  • Alan Edgar, Workgroup Program Manager, Open Standards Consortium for Real Estate
  • Robert A. Keady, Jr., CEM, FMP, Facility Manager, Author

Register to Attend
Register now to attend Building Innovation 2014 and the FMOC Symposium and save. Online registration rates end 12/31/13.

Roof board’s greater flexural strength and pull-through resistance improves job site efficiency

georgia-paciific-gypsumGeorgia-Pacific Gypsum’s recently enhanced DensDeck Prime Roof Board has demonstrated – in third-party tests-significant attributes that boost job site efficiency. DensDeck Prime 1/4-in. fiberglass mat gypsum cover boards demonstrated 2.5 times greater flexural strength, per ASTM C473 test methodology, compared to competitive 1/4-in. gypsum fiber boards. The tests were conducted by PRI, Construction Materials Technologies, earlier this year.

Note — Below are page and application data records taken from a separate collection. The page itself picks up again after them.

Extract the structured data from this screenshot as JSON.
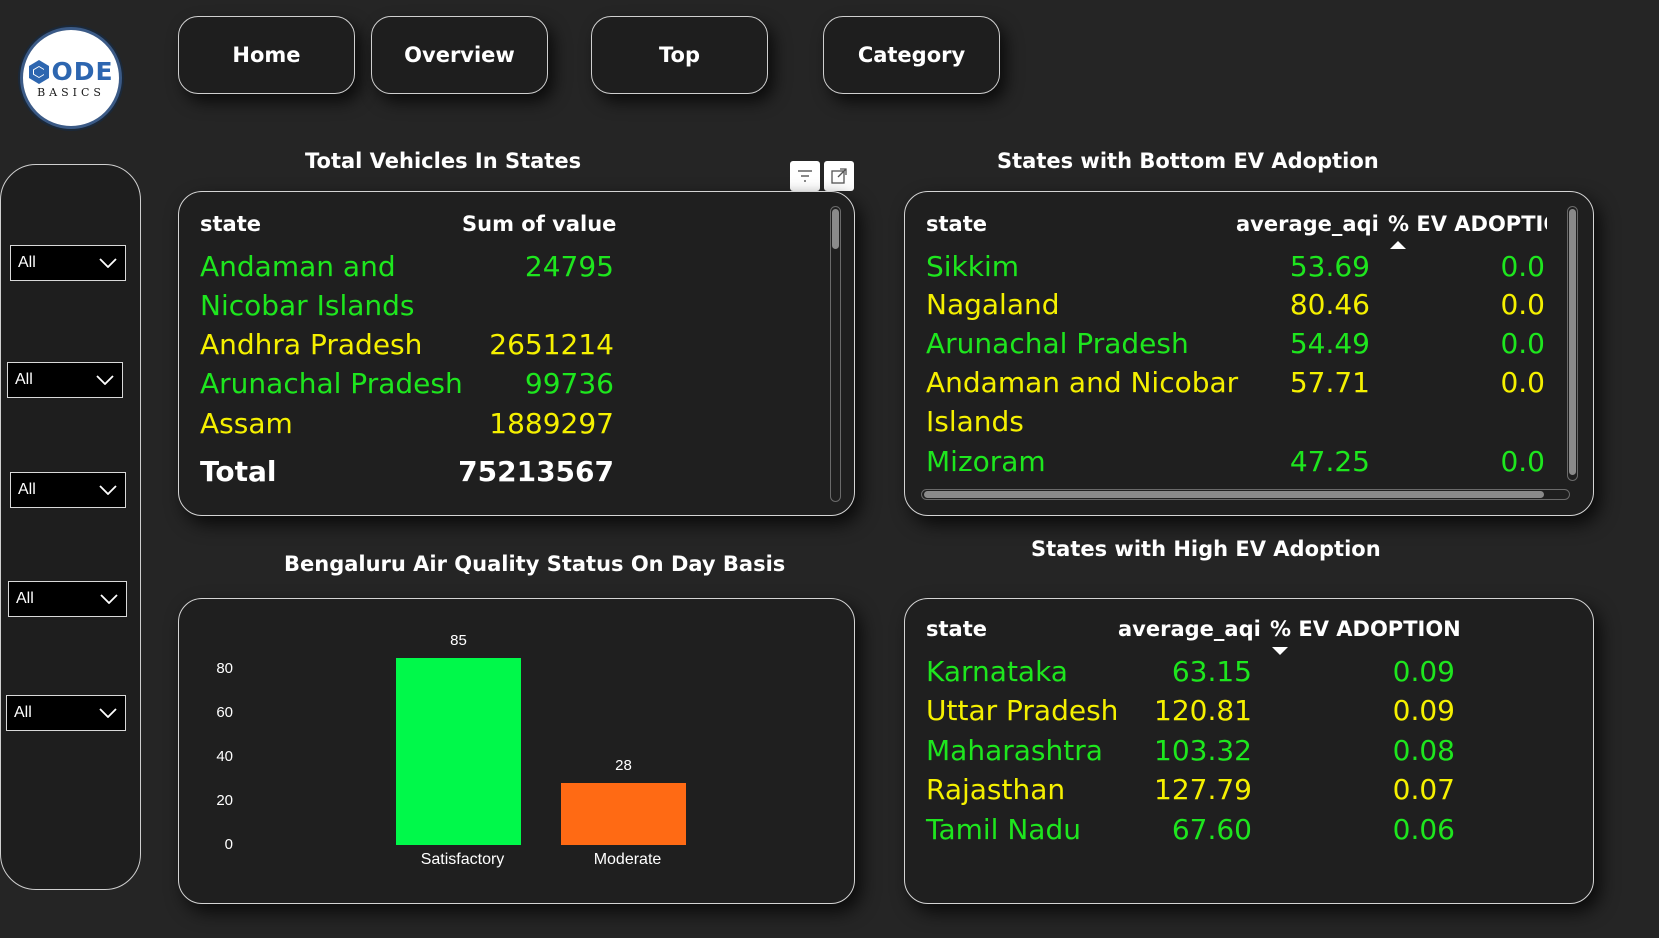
{
  "logo": {
    "main": "ODE",
    "sub": "BASICS",
    "brand_color": "#2d66b0"
  },
  "nav": {
    "home": "Home",
    "overview": "Overview",
    "top": "Top",
    "category": "Category"
  },
  "slicers": [
    "All",
    "All",
    "All",
    "All",
    "All"
  ],
  "total_vehicles": {
    "title": "Total Vehicles In States",
    "headers": {
      "state": "state",
      "value": "Sum of value"
    },
    "rows": [
      {
        "state_line1": "Andaman and",
        "state_line2": "Nicobar Islands",
        "value": "24795",
        "color": "#1ee61e"
      },
      {
        "state": "Andhra Pradesh",
        "value": "2651214",
        "color": "#f5f000"
      },
      {
        "state": "Arunachal Pradesh",
        "value": "99736",
        "color": "#1ee61e"
      },
      {
        "state": "Assam",
        "value": "1889297",
        "color": "#f5f000"
      }
    ],
    "total_label": "Total",
    "total_value": "75213567"
  },
  "bottom_ev": {
    "title": "States with Bottom EV Adoption",
    "headers": {
      "state": "state",
      "aqi": "average_aqi",
      "ev": "% EV ADOPTIOI"
    },
    "rows": [
      {
        "state": "Sikkim",
        "aqi": "53.69",
        "ev": "0.0",
        "color": "#1ee61e"
      },
      {
        "state": "Nagaland",
        "aqi": "80.46",
        "ev": "0.0",
        "color": "#f5f000"
      },
      {
        "state": "Arunachal Pradesh",
        "aqi": "54.49",
        "ev": "0.0",
        "color": "#1ee61e"
      },
      {
        "state_line1": "Andaman and Nicobar",
        "state_line2": "Islands",
        "aqi": "57.71",
        "ev": "0.0",
        "color": "#f5f000"
      },
      {
        "state": "Mizoram",
        "aqi": "47.25",
        "ev": "0.0",
        "color": "#1ee61e"
      }
    ]
  },
  "high_ev": {
    "title": "States with High EV Adoption",
    "headers": {
      "state": "state",
      "aqi": "average_aqi",
      "ev": "% EV ADOPTION"
    },
    "rows": [
      {
        "state": "Karnataka",
        "aqi": "63.15",
        "ev": "0.09",
        "color": "#1ee61e"
      },
      {
        "state": "Uttar Pradesh",
        "aqi": "120.81",
        "ev": "0.09",
        "color": "#f5f000"
      },
      {
        "state": "Maharashtra",
        "aqi": "103.32",
        "ev": "0.08",
        "color": "#1ee61e"
      },
      {
        "state": "Rajasthan",
        "aqi": "127.79",
        "ev": "0.07",
        "color": "#f5f000"
      },
      {
        "state": "Tamil Nadu",
        "aqi": "67.60",
        "ev": "0.06",
        "color": "#1ee61e"
      }
    ]
  },
  "aqi_chart": {
    "title": "Bengaluru Air Quality Status On Day Basis"
  },
  "chart_data": {
    "type": "bar",
    "categories": [
      "Satisfactory",
      "Moderate"
    ],
    "values": [
      85,
      28
    ],
    "colors": [
      "#00f94a",
      "#ff6a14"
    ],
    "data_labels": [
      "85",
      "28"
    ],
    "yticks": [
      "0",
      "20",
      "40",
      "60",
      "80"
    ],
    "ylim": [
      0,
      100
    ],
    "xlabel": "",
    "ylabel": "",
    "grid": false
  }
}
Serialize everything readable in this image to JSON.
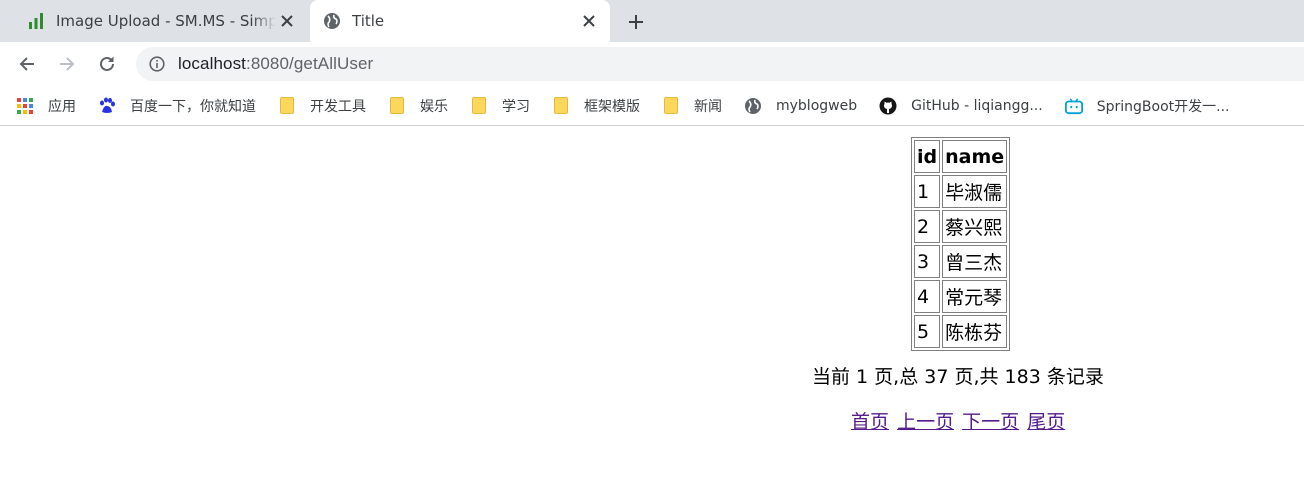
{
  "tabs": [
    {
      "title": "Image Upload - SM.MS - Simple Free Image Hosting",
      "active": false,
      "icon": "bar-chart-icon"
    },
    {
      "title": "Title",
      "active": true,
      "icon": "globe-icon"
    }
  ],
  "toolbar": {
    "url_host": "localhost",
    "url_rest": ":8080/getAllUser"
  },
  "bookmarks": [
    {
      "label": "应用",
      "icon": "apps-grid-icon"
    },
    {
      "label": "百度一下，你就知道",
      "icon": "baidu-paw-icon"
    },
    {
      "label": "开发工具",
      "icon": "folder-icon"
    },
    {
      "label": "娱乐",
      "icon": "folder-icon"
    },
    {
      "label": "学习",
      "icon": "folder-icon"
    },
    {
      "label": "框架模版",
      "icon": "folder-icon"
    },
    {
      "label": "新闻",
      "icon": "folder-icon"
    },
    {
      "label": "myblogweb",
      "icon": "globe-icon"
    },
    {
      "label": "GitHub - liqiangg...",
      "icon": "github-icon"
    },
    {
      "label": "SpringBoot开发一...",
      "icon": "bilibili-icon"
    }
  ],
  "users_table": {
    "headers": [
      "id",
      "name"
    ],
    "rows": [
      [
        "1",
        "毕淑儒"
      ],
      [
        "2",
        "蔡兴熙"
      ],
      [
        "3",
        "曾三杰"
      ],
      [
        "4",
        "常元琴"
      ],
      [
        "5",
        "陈栋芬"
      ]
    ]
  },
  "pagination": {
    "summary": "当前 1 页,总 37 页,共 183 条记录",
    "links": [
      "首页",
      "上一页",
      "下一页",
      "尾页"
    ]
  },
  "colors": {
    "tabstrip": "#dee1e6",
    "omnibox": "#f1f3f4",
    "visited_link": "#551a8b"
  }
}
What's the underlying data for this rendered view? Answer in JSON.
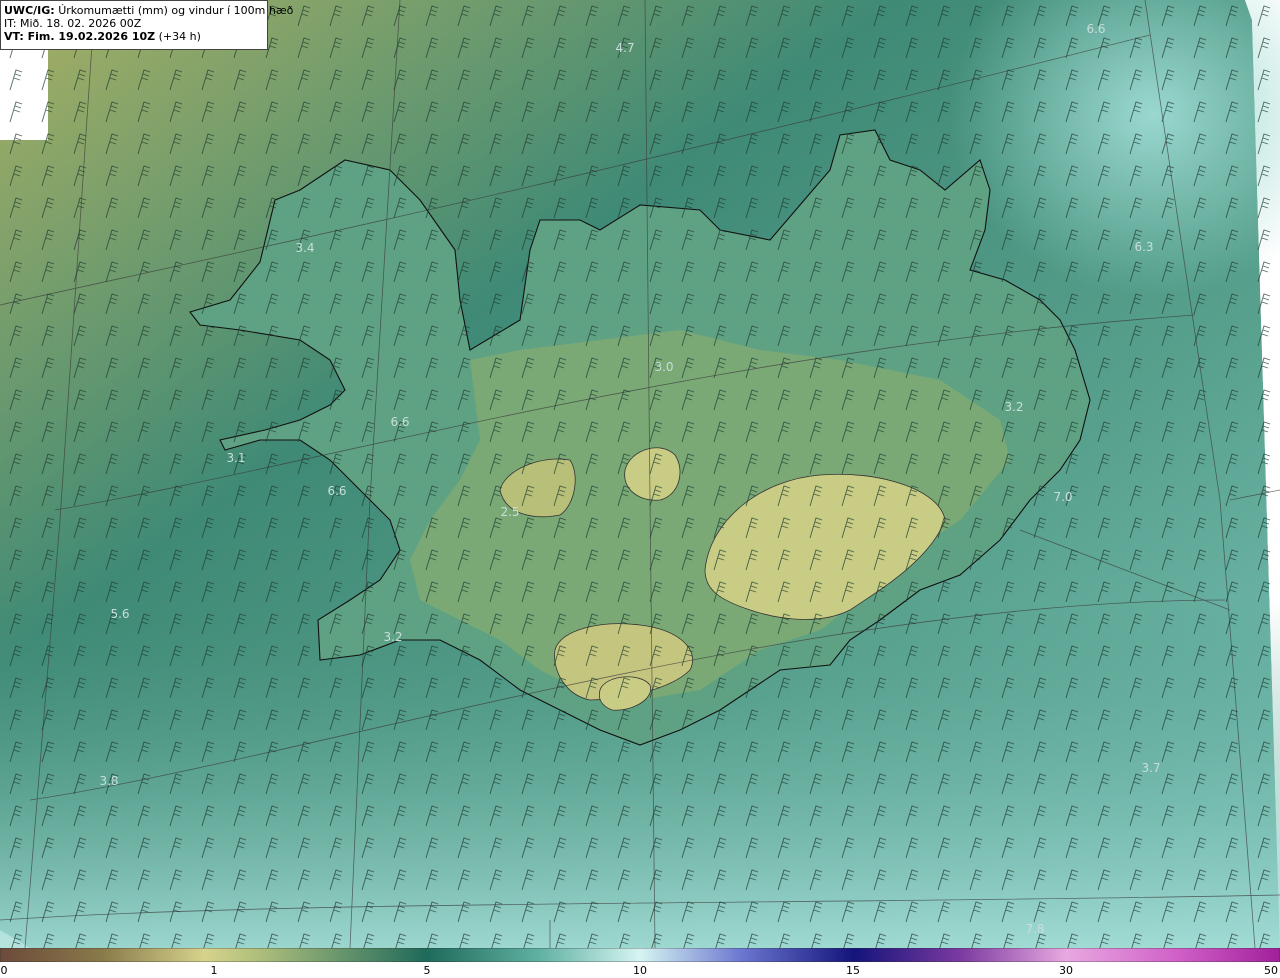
{
  "header": {
    "product": "UWC/IG:",
    "title": "Úrkomumætti (mm) og vindur í 100m hæð",
    "it_line": "IT: Mið. 18. 02. 2026 00Z",
    "vt_prefix": "VT: Fim. 19.02.2026 10Z",
    "vt_offset": "(+34 h)"
  },
  "map_labels": [
    {
      "id": "n1",
      "text": "4.7"
    },
    {
      "id": "n2",
      "text": "6.6"
    },
    {
      "id": "n3",
      "text": "3.4"
    },
    {
      "id": "n4",
      "text": "6.3"
    },
    {
      "id": "n5",
      "text": "3.0"
    },
    {
      "id": "n6",
      "text": "3.2"
    },
    {
      "id": "n7",
      "text": "6.6"
    },
    {
      "id": "n8",
      "text": "3.1"
    },
    {
      "id": "n9",
      "text": "6.6"
    },
    {
      "id": "n10",
      "text": "7.0"
    },
    {
      "id": "n11",
      "text": "2.5"
    },
    {
      "id": "n12",
      "text": "5.6"
    },
    {
      "id": "n13",
      "text": "3.2"
    },
    {
      "id": "n14",
      "text": "3.8"
    },
    {
      "id": "n15",
      "text": "3.7"
    },
    {
      "id": "n16",
      "text": "7.8"
    }
  ],
  "colorbar": {
    "ticks": [
      "0",
      "1",
      "5",
      "10",
      "15",
      "30",
      "50"
    ],
    "colors": [
      "#6b4a3a",
      "#8a7a4a",
      "#c8c67a",
      "#e4e09a",
      "#2f7a68",
      "#1f6a5a",
      "#8fd4cc",
      "#d6f4f2",
      "#2b2fa0",
      "#1a1a7a",
      "#9a3aa8",
      "#e08ad8",
      "#a0209a"
    ]
  },
  "palette": {
    "land_light": "#b8c07a",
    "sea_teal": "#3e8c78",
    "sea_light": "#8fcfc2",
    "coast": "#111111"
  }
}
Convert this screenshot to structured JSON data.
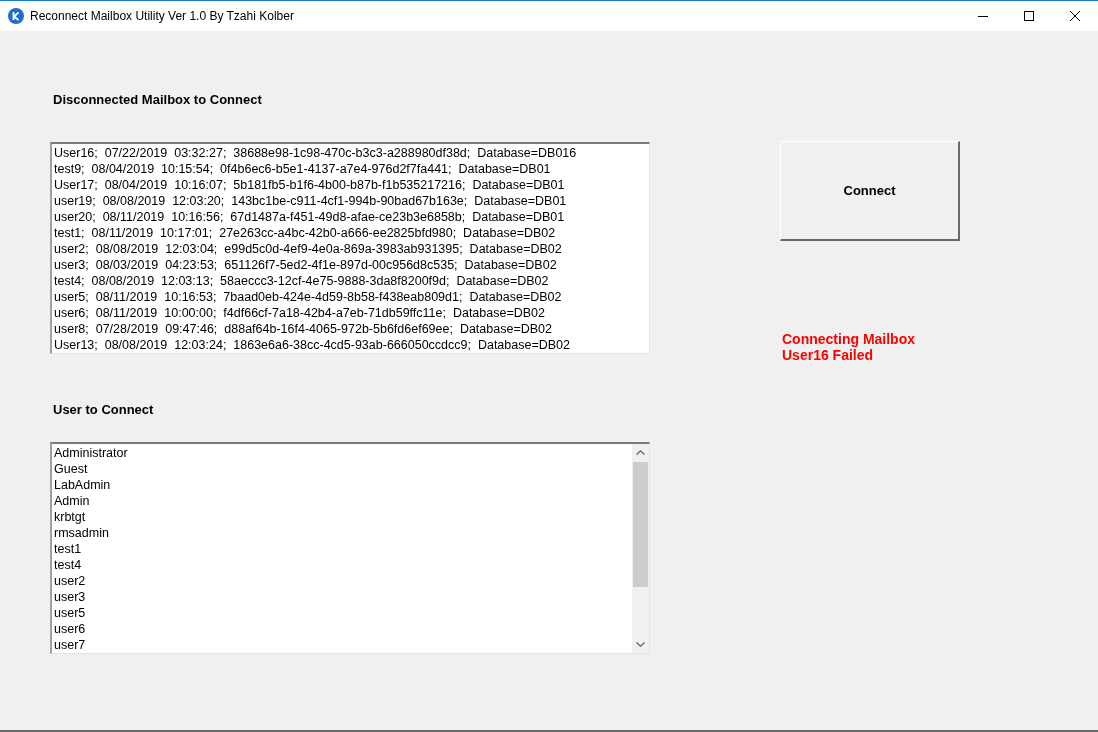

For contractors using DensDeck Prime, the advantage of flexural strength (the ability of a material to withstand bending loads) is that it boosts efficiency on the job site. Additionally, 1/4-in. DensDeck Prime roof board demonstrate 22% more pull-through resistance than 1/4-in. gypsum fiber boards in the fastener system* tested, and are included in more roofing assemblies with RoofNav approvals for wind uplift performance as a cover board than competitive gypsum fiberboard.

Specific attributes include ease in handling, easy scoring and snapping with no special tools required, which means less breakage and waste — all of which can lead to significant time and potential money savings.

The overall durability and performance of DensDeck Prime-demonstrated in its fire resistance, strength, pull-through resistance, dimensional stability and mold resistance– provides a number of other advantages for contractors. For instance, in adhered, single-ply membrane testing, enhanced DensDeck Prime demonstrated an average of 24 percent better bond strength than the original product, when using solvent-based adhesives. (The average is based on 60 sq. ft./gal. coverage rates.) With adhesives applied more smoothly and consistently, contractors gain potential cost savings on the amount of adhesive used and the labor needed to apply it. Also, the mat edge wrap is on the underside of the board, allowing for smoother application of adhesive and a more aesthetically appealing appearance once the membrane is laid down.

Even more important to roofing contractors is that DensDeck Prime is the first and only fiberglass-mat gypsum roof board with a 90-day parapet warranty for exposure. The parapet application can be left uncovered, while the horizontal application of product is being completed.

For more information about the family of DensDeck roof boards, please visit the GP DensDeck website.

CertainTeed Ceilings issues industry-first health product declarations

CertainTeedCertainTeed Ceilings has issued the industry’s first Health Product Declarations. The HPDs offer detailed information on the makeup of the vast majority (24) of the company’s ceiling product families and their potential health and environmental impacts, helping architects and designers make fully informed decisions when specifying products. The HPDs will also contribute to important materials and resources credits under the newest version of LEED, which places greater emphasis on product transparency.

The HPDs were issued in alliance with the HPD Collaborative, a customer-led organization committed to the continuous improvement of the building industry’s environmental and health performance, through transparency and innovation in the building product supply chain. The HPD is an open standard that establishes a common reporting language for disclosing information about the ingredients used to construct a building product and their associated health information.

The HPDs join CertainTeed’s industry-leading library of Environmental Product Declarations (EPDs), which have been certified by UL Environment and cover fiberglass Sustainable Insulation® and over 20 ceiling product families. While HPDs evaluate the chemical and material makeup of a product, EPDs provide third-party verification of environmental life cycle data, including a product’s production process impact, usage of raw materials and recycled content, packaging, health aspects and end of life impact.

For more information on CertainTeed’s library of EPDs and HPDs, go to the CertainTeed website.